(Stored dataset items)
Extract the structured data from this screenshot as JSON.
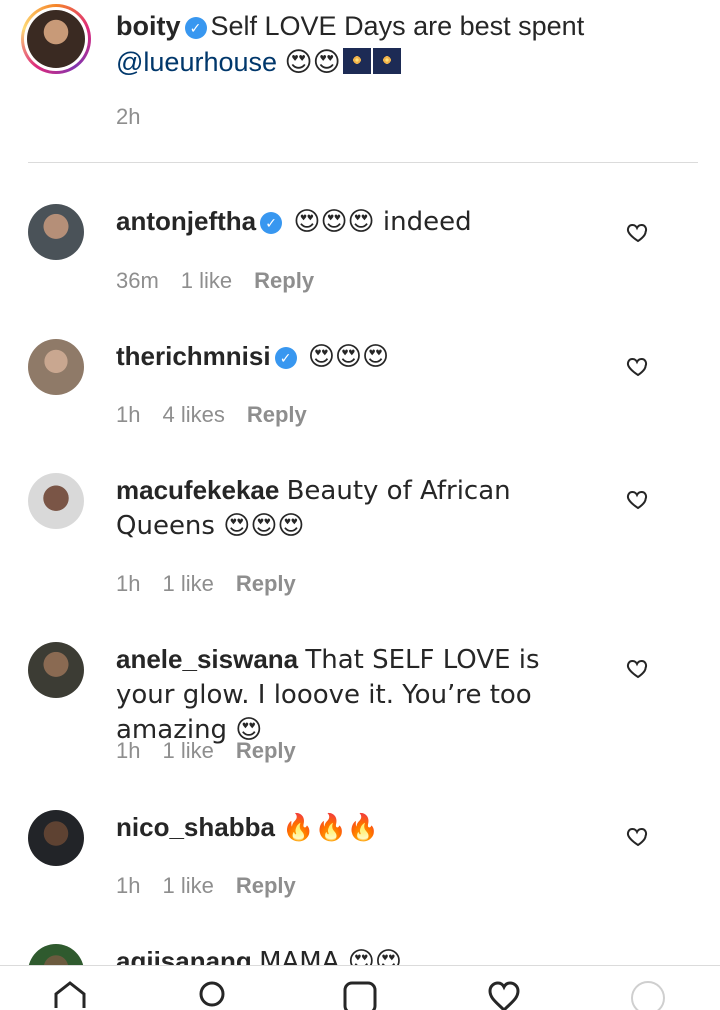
{
  "post": {
    "username": "boity",
    "caption": "Self LOVE Days are best spent",
    "mention": "@lueurhouse",
    "caption_emojis": "😍😍",
    "time": "2h"
  },
  "comments": [
    {
      "username": "antonjeftha",
      "verified": true,
      "text": "😍😍😍 indeed",
      "time": "36m",
      "likes": "1 like",
      "reply": "Reply"
    },
    {
      "username": "therichmnisi",
      "verified": true,
      "text": "😍😍😍",
      "time": "1h",
      "likes": "4 likes",
      "reply": "Reply"
    },
    {
      "username": "macufekekae",
      "verified": false,
      "text": "Beauty of African Queens 😍😍😍",
      "time": "1h",
      "likes": "1 like",
      "reply": "Reply"
    },
    {
      "username": "anele_siswana",
      "verified": false,
      "text": "That SELF LOVE is your glow. I looove it. You’re too amazing 😍",
      "time": "1h",
      "likes": "1 like",
      "reply": "Reply"
    },
    {
      "username": "nico_shabba",
      "verified": false,
      "text": "🔥🔥🔥",
      "time": "1h",
      "likes": "1 like",
      "reply": "Reply"
    },
    {
      "username": "agiisanang",
      "verified": false,
      "text": "MAMA 😍😍",
      "time": "",
      "likes": "",
      "reply": ""
    }
  ],
  "icons": {
    "verified": "verified-badge-icon",
    "like": "heart-outline-icon"
  },
  "colors": {
    "verified_blue": "#3897f0",
    "meta_gray": "#8e8e8e",
    "text": "#262626",
    "mention": "#00376b"
  }
}
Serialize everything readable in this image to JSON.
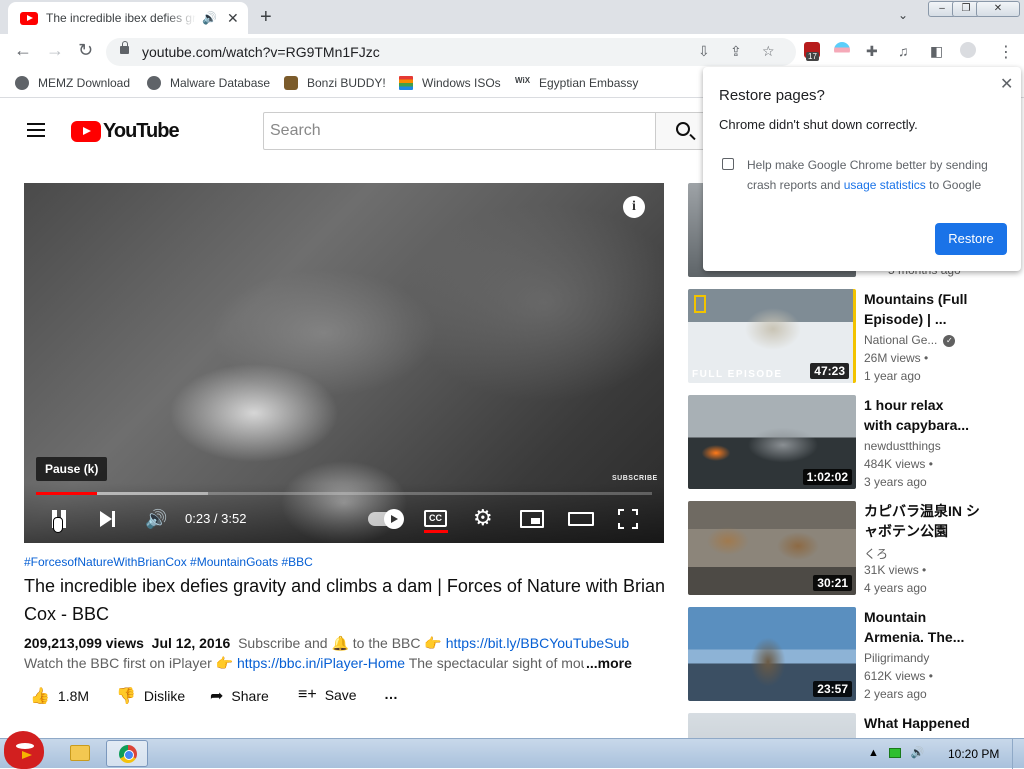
{
  "browser": {
    "tab_title": "The incredible ibex defies gravity and climbs a dam | Forces of Nature with Brian Cox - BBC",
    "tab_audio_icon": "speaker-icon",
    "new_tab_label": "+",
    "url": "youtube.com/watch?v=RG9TMn1FJzc",
    "extension_badge": "17",
    "window_buttons": [
      "minimize",
      "maximize",
      "close"
    ]
  },
  "bookmarks": [
    {
      "label": "MEMZ Download",
      "icon": "globe-icon"
    },
    {
      "label": "Malware Database",
      "icon": "globe-icon"
    },
    {
      "label": "Bonzi BUDDY!",
      "icon": "bonzi-icon"
    },
    {
      "label": "Windows ISOs",
      "icon": "windows-flag-icon"
    },
    {
      "label": "Egyptian Embassy",
      "icon": "wix-icon"
    }
  ],
  "youtube": {
    "logo_text": "YouTube",
    "search_placeholder": "Search"
  },
  "player": {
    "tooltip": "Pause (k)",
    "watermark": "SUBSCRIBE",
    "time": "0:23 / 3:52",
    "progress_played": 0.099,
    "progress_buffered": 0.28,
    "cc_label": "CC"
  },
  "video": {
    "hashtags": "#ForcesofNatureWithBrianCox #MountainGoats #BBC",
    "title": "The incredible ibex defies gravity and climbs a dam | Forces of Nature with Brian Cox - BBC",
    "views": "209,213,099 views",
    "date": "Jul 12, 2016",
    "desc_line1_text": "Subscribe and 🔔 to the BBC 👉",
    "desc_line1_link": "https://bit.ly/BBCYouTubeSub",
    "desc_line2_text": "Watch the BBC first on iPlayer 👉",
    "desc_line2_link": "https://bbc.in/iPlayer-Home",
    "desc_line2_rest": "The spectacular sight of mountain ibex",
    "more_label": "...more"
  },
  "actions": {
    "likes": "1.8M",
    "dislike": "Dislike",
    "share": "Share",
    "save": "Save",
    "more": "…"
  },
  "recommendations": [
    {
      "title": "",
      "channel": "",
      "views": "",
      "age": "5 months ago",
      "duration": ""
    },
    {
      "title": "Mountains (Full Episode) | ...",
      "channel": "National Ge...",
      "views": "26M views •",
      "age": "1 year ago",
      "duration": "47:23",
      "badge": "FULL EPISODE"
    },
    {
      "title": "1 hour relax with capybara...",
      "channel": "newdustthings",
      "views": "484K views •",
      "age": "3 years ago",
      "duration": "1:02:02"
    },
    {
      "title": "カピバラ温泉IN シャボテン公園",
      "channel": "くろ",
      "views": "31K views •",
      "age": "4 years ago",
      "duration": "30:21"
    },
    {
      "title": "Mountain Armenia. The...",
      "channel": "Piligrimandy",
      "views": "612K views •",
      "age": "2 years ago",
      "duration": "23:57"
    },
    {
      "title": "What Happened",
      "channel": "",
      "views": "",
      "age": "",
      "duration": ""
    }
  ],
  "restore_popup": {
    "title": "Restore pages?",
    "message": "Chrome didn't shut down correctly.",
    "help_text_before": "Help make Google Chrome better by sending crash reports and",
    "help_link": "usage statistics",
    "help_text_after": "to Google",
    "button": "Restore"
  },
  "taskbar": {
    "clock": "10:20 PM"
  }
}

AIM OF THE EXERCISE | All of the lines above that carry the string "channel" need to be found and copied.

EXERCISE RESULT |
      "channel": "",
      "channel": "National Ge...",
      "channel": "newdustthings",
      "channel": "くろ",
      "channel": "Piligrimandy",
      "channel": "",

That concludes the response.